Sieghartsleitner, Sebastian  ORCID logo  https://orcid.org/0009-0007-9222-9409
Schreiner, Leonhard  ORCID logo  https://orcid.org/0009-0004-3272-6866
Walchshofer, Martin 

Abstract

Objective. Recent trends in brain–computer interface (BCI) research concern the passive monitoring of brain activity, which aim to monitor a wide variety of cognitive states. Engagement is such a cognitive state, which is of interest in contexts such as learning, entertainment or rehabilitation. This study proposes a novel approach for real-time estimation of engagement during different tasks using electroencephalography (EEG). Approach. Twenty-three healthy subjects participated in the BCI experiment. A modified version of the d2 test was used to elicit engagement. Within-subject classification models which discriminate between engaging and resting states were trained based on EEG recorded during a d2 test based paradigm. The EEG was recorded using eight electrodes and the classification model was based on filter-bank common spatial patterns and a linear discriminant analysis. The classification models were evaluated in cross-task applications, namely when playing Tetris at different speeds (i.e. slow, medium, fast) and when watching two videos (i.e. advertisement and landscape video). Additionally, subjects’ perceived engagement was quantified using a questionnaire. Main results. The models achieved a classification accuracy of 90% on average when tested on an independent d2 test paradigm recording. Subjects’ perceived and estimated engagement were found to be greater during the advertisement compared to the landscape video (p = 0.025 and p < 0.001, respectively); greater during medium and fast compared to slow Tetris speed (p < 0.001, respectively); not different between medium and fast Tetris speeds. Additionally, a common linear relationship was observed for perceived and estimated engagement (r rm = 0.44, p < 0.001). Finally, theta and alpha band powers were investigated, which respectively increased and decreased during more engaging states. Significance. This study proposes a task-specific EEG engagement estimation model with cross-task capabilities, offering a framework for real-world applications.

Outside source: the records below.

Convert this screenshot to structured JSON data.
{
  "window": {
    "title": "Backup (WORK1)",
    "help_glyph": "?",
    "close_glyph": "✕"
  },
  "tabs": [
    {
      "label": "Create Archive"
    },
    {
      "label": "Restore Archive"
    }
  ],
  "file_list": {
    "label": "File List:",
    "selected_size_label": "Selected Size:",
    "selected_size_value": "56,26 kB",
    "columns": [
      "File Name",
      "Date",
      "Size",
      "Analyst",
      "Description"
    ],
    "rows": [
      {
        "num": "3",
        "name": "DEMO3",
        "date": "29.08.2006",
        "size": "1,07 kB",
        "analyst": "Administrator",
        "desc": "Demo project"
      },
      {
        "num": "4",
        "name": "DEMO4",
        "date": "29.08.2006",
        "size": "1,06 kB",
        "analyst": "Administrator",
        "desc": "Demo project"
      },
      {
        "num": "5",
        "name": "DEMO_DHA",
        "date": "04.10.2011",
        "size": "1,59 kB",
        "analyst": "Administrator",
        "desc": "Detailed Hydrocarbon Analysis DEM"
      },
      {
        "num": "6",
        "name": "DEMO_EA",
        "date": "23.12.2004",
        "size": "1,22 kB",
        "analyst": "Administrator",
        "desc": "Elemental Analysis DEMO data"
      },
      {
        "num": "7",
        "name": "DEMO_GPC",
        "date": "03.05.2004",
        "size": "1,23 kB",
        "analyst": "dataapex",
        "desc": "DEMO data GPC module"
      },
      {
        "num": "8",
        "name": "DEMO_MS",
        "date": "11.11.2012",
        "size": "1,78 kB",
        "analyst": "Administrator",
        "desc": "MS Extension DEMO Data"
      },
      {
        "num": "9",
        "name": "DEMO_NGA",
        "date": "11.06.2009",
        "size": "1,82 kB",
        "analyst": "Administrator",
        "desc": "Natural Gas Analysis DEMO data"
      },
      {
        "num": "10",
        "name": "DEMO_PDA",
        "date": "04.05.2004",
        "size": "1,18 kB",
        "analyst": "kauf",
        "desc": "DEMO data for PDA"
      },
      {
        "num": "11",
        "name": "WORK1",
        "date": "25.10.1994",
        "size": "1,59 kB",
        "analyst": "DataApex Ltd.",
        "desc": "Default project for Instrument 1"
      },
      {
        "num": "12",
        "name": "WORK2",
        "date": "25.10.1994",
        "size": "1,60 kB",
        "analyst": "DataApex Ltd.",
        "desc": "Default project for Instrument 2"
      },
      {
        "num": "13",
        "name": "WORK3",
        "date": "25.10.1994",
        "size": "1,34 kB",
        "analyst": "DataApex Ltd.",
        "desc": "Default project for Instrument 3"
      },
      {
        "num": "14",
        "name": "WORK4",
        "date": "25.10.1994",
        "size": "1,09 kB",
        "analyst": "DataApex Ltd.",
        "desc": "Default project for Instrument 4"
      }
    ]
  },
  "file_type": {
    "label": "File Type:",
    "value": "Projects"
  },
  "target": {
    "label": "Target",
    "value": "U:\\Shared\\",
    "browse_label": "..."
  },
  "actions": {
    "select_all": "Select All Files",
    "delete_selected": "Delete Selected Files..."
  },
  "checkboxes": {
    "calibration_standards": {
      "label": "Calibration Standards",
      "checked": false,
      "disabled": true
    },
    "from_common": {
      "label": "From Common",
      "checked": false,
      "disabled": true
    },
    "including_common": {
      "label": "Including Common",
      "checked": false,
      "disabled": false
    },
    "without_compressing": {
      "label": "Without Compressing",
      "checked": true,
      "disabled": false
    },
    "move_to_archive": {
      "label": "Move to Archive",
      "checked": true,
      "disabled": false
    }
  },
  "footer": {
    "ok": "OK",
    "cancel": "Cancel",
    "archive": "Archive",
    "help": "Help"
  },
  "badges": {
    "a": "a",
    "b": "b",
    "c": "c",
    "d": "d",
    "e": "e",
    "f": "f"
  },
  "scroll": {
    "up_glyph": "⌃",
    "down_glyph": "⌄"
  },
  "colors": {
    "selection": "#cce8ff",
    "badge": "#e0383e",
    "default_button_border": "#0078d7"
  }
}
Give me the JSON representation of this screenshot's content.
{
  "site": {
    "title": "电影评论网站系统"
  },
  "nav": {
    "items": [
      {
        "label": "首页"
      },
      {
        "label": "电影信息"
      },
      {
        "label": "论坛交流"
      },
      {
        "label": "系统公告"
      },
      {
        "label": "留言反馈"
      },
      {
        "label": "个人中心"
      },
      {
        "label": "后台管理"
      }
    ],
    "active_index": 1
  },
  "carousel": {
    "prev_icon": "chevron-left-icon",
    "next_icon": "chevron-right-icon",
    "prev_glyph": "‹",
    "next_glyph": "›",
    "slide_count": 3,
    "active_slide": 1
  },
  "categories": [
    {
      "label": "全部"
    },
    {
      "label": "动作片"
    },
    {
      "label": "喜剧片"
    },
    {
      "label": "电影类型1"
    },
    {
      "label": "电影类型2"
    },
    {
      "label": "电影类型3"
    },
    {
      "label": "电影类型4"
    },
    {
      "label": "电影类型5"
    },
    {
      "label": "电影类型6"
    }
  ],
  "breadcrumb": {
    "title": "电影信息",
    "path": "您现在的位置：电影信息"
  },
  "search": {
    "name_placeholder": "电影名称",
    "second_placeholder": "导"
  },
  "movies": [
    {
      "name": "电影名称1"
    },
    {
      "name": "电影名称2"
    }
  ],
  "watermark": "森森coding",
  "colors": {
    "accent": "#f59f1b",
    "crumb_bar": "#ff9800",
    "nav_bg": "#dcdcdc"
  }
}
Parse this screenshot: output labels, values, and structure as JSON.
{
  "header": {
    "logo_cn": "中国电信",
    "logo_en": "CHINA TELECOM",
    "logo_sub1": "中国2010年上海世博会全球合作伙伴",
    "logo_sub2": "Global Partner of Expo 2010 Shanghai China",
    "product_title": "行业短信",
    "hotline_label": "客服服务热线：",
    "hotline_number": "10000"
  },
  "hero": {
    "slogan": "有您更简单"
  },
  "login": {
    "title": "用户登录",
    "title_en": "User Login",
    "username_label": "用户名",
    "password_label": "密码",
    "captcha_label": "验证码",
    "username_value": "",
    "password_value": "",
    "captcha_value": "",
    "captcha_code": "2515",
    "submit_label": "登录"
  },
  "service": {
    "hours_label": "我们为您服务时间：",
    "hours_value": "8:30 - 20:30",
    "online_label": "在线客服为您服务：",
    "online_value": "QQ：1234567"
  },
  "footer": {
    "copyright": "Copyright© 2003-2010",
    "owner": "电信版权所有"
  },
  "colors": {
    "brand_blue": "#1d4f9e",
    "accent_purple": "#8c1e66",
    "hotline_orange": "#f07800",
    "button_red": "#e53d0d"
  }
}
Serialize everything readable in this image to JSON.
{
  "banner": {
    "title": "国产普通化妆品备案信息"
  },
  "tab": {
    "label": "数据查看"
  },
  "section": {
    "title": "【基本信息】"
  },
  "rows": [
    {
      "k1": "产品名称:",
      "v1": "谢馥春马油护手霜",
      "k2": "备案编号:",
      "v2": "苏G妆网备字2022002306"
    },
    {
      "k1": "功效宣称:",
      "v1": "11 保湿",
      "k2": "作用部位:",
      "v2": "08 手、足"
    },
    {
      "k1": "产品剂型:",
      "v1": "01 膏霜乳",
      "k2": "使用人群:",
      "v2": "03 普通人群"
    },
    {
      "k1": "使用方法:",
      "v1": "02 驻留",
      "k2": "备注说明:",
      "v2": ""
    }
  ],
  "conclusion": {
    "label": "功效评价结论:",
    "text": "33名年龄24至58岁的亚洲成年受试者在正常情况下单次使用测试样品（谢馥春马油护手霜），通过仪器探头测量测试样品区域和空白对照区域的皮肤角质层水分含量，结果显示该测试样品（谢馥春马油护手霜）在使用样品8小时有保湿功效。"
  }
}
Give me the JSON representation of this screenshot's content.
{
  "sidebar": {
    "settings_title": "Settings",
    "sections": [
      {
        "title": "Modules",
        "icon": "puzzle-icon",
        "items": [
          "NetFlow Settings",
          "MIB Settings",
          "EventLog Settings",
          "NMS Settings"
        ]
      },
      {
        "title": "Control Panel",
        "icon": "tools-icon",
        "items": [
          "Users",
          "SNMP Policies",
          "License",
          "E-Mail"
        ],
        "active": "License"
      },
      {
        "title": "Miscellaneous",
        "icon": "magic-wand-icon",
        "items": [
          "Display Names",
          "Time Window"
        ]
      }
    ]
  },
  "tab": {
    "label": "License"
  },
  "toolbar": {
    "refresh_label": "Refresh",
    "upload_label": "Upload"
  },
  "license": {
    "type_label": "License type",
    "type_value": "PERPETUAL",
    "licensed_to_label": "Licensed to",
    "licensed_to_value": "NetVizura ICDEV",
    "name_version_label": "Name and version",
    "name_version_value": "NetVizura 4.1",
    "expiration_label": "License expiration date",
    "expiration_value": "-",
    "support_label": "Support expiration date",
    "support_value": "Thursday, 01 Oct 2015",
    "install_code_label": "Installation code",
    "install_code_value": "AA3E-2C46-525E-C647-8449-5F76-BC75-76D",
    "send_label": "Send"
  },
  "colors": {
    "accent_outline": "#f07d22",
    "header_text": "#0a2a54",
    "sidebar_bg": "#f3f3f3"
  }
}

Description

Keywords

brain–computer interface, tetris, d2 test, engagement, video, passive BCI, EEG

Journal Title

Journal of Neural Engineering

Conference Name

Journal ISSN

1741-2560
1741-2552

Volume Title

21

Publisher

IOP Publishing